Suffolk Natural History, Vol. 45
Heriades truncorum – New to Suffolk

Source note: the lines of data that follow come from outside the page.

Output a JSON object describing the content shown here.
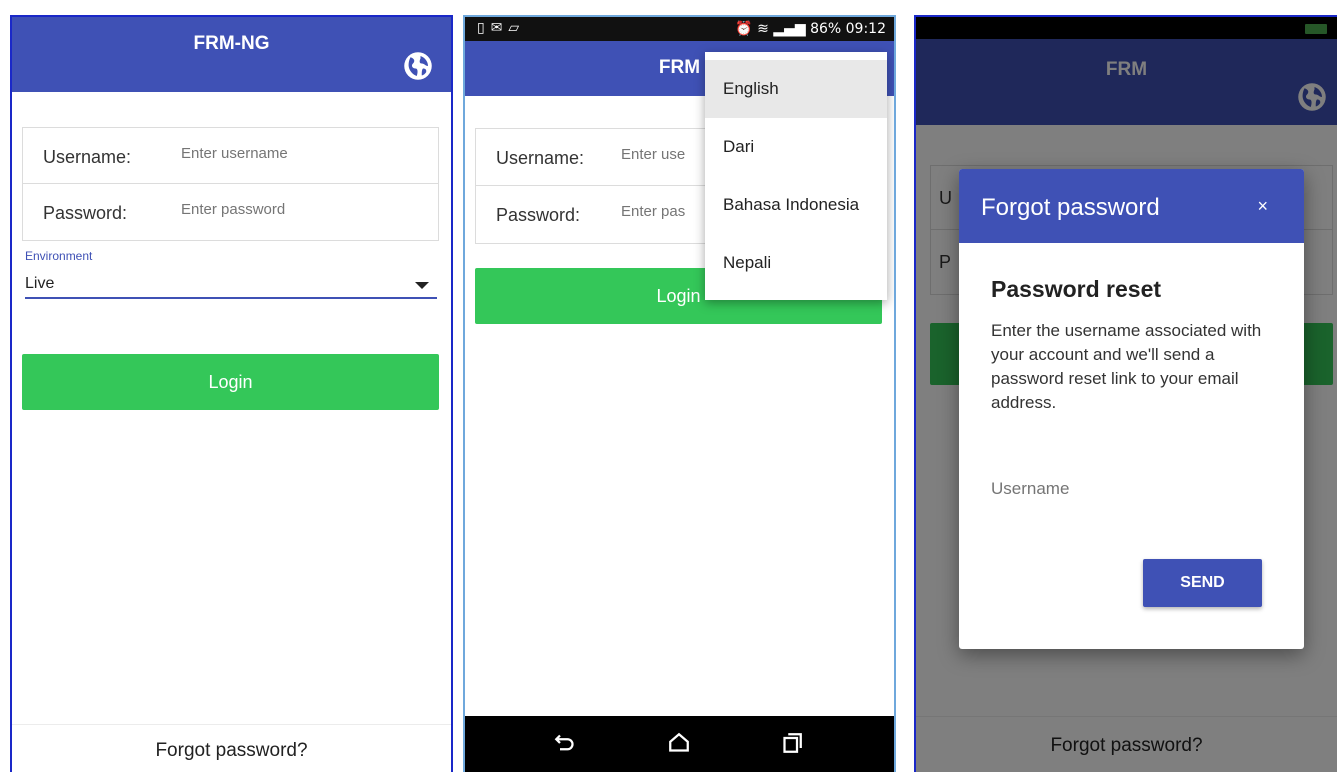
{
  "panel1": {
    "appbar_title": "FRM-NG",
    "username_label": "Username:",
    "username_placeholder": "Enter username",
    "password_label": "Password:",
    "password_placeholder": "Enter password",
    "environment_label": "Environment",
    "environment_value": "Live",
    "login_label": "Login",
    "forgot_label": "Forgot password?"
  },
  "panel2": {
    "status_right": "86% 09:12",
    "appbar_title": "FRM",
    "username_label": "Username:",
    "username_placeholder": "Enter use",
    "password_label": "Password:",
    "password_placeholder": "Enter pas",
    "login_label": "Login",
    "language_menu": [
      "English",
      "Dari",
      "Bahasa Indonesia",
      "Nepali"
    ],
    "selected_language": "English"
  },
  "panel3": {
    "appbar_title": "FRM",
    "row1_label_fragment": "U",
    "row2_label_fragment": "P",
    "forgot_label": "Forgot password?",
    "dialog": {
      "title": "Forgot password",
      "close": "×",
      "heading": "Password reset",
      "text": "Enter the username associated with your account and we'll send a password reset link to your email address.",
      "username_placeholder": "Username",
      "send_label": "SEND"
    }
  },
  "icons": {
    "globe": "globe-icon",
    "back": "back-icon",
    "home": "home-icon",
    "recents": "recents-icon"
  },
  "colors": {
    "primary": "#3f51b5",
    "login_green": "#34c759",
    "panel_border": "#1a28c8"
  }
}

In 2008, a landowner in the Higham area of south Suffolk invited Recorders from the Society to visit his extensive property to gather information about its wildlife. Amid an all too brief and rain-interrupted season, the author paid a visit to some areas of dry pasture and small plantations on 1 July, collecting only a modest number of solitary bees and wasps. Two of these, however, turned out to be a male and female of the small megachilid bee Heriades truncorum, a species not previously recorded in Suffolk. This small, but quite robust solitary bee (Plate 1) is considered to be nationally threatened, being placed within the British Red Data Book for insects. Shirt (1987) listed it as RDB3 “Rare”, whilst Falk (1991) placed it within the category RDBK “Insufficiently known” on account of doubts over its true status and distribution in the country. The core range of this species has long been the heathlands of Surrey, with other localities in Hampshire, Sussex and Middlesex. In recent years it appears to have started spreading, with localities around the Thames estuary in north Kent and increasingly in south Essex (P. Harvey, pers. comm.). In 2007 it was recorded in Colchester, then the most northerly record for this species in Britain. The Suffolk specimens extend its known British range considerably to the north and east. One might suggest that this spread is another sign of global warming, allowing the spread of a species previously restricted to the mildest climate in the south-east of the country. This might well be the case, but it may also involve the possibility of this being a relatively new addition to the British fauna, still “finding its feet” within the ecology of the English countryside. Whilst this bee has been recorded in the Surrey heaths for over 100 years, it has been suggested that it may have arrived in this country artificially in imported timber. This supposition is based on the belief that the bee requires the resinous sap of conifer trees to seal its nest tunnels, with such conifers not being a native part of the lowland England flora. This reliance on conifer sap is, however, by no means universally accepted, so the deduction about its status as an introduction is perhaps dubious. Heriades truncorum nests in cavities, such as holes in dead wood, fence posts and the hollow stems of old Bramble bushes. It appears to favour Ragwort (Senecio jacobaea) as a source of pollen and nectar, although a number of other plants are also cited in the literature as having been visited. Is it then coincidence that the two Suffolk specimens were swept from Ragwort flowers from a small area of ungrazed dry, sandy grassland next to a small plantation of conifers?! Time will tell. References Falk, S. J. (1991). A review of the scarce and threatened bees, wasps and ants of Great Britain. Research and Survey in Nature Conservation, No. 35, Peterborough: Nature Conservancy Council Shirt, D. B., ed. (1987). Insects, British Red Data Books, 2. Peterborough: Nature Conservancy Council. Adrian Knowles Jessups Cottage, London Road, Capel St Mary, Ipswich IP9 2JJ
Trans. Suffolk Nat. Soc. 45 (2009)
Antje Schulte Plate 1: Solitary bee Heriades truncorum L. found at Higham, new to Suffolk in 2008 (p. 10).